3.Methodology: 3.1 Introduction 3.2 Hybrid methodology 3.3 Narrative and identities 3.4 Individual and group interviews to study personal and structural changes 3.5 Subjects of the study 3.6 Researchers' roles and relationships 3.7 Conclusion
4.Dialectics of the Chinese culture: Continuities and changes in the Confucian order: 4.1 Introduction 4.2 Confucian order 4.3 Dialectics of Chinese culture 4.4 Continuities and changes in contemporary self and cardinal relationships: Life stories 4.5 Discussion 4.6 Conclusion
5.Evolving hybrid femininities (yin) and masculinities (yang) : 5.1 Introduction 5.2 Chinese linguistics and gender order 5.3 Hybridities 5.4 Taoist concept of yin-yang 5.5 Female teachers' hybrid gender identities 5.6 Male teachers' hybrid gender identities 5.7 Discussion 5.8 Conclusion
6.Intergenerational issues concerning primary school teachers : 6.1 Introduction 6.2 Border crossing 6.3 On-going negotiations and multifaceted identities 6.4 Teachers' narratives 6.5 Discussion 6.6 Conclusion

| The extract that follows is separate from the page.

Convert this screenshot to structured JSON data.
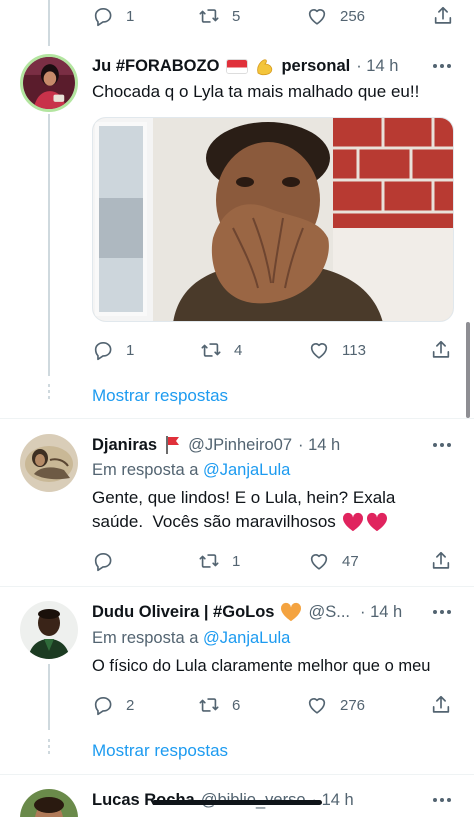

7.Teachers' professional identities and career choices when education reforms meet with Confucian cultural heritage in education : 7.1 Introduction 7.2 Education reforms in the "East meets West" context in Hong Kong 7.3 English teaching and learning 7.4 Liberal studies teaching and learning 7.5 Discussion 7.6 Conclusion
8.Mid-life secondary female teachers' identities, work and work-life interface : 8.1 Introduction 8.2 Theoretical perspective 8.3 Specific examples of work-life negotiations 8.4 Gender equity issues related to teachers' identities and life choices 8.5 Conclusion
9. Struggling with gender borders: Implications for gender equity for the next generation : 9.1 Introduction 9.2 Struggling with gender borders - teachers' narratives of uncomfortable hybrids 9.3 Production and re-production of gender stereotypes in schools 9.4 Conclusion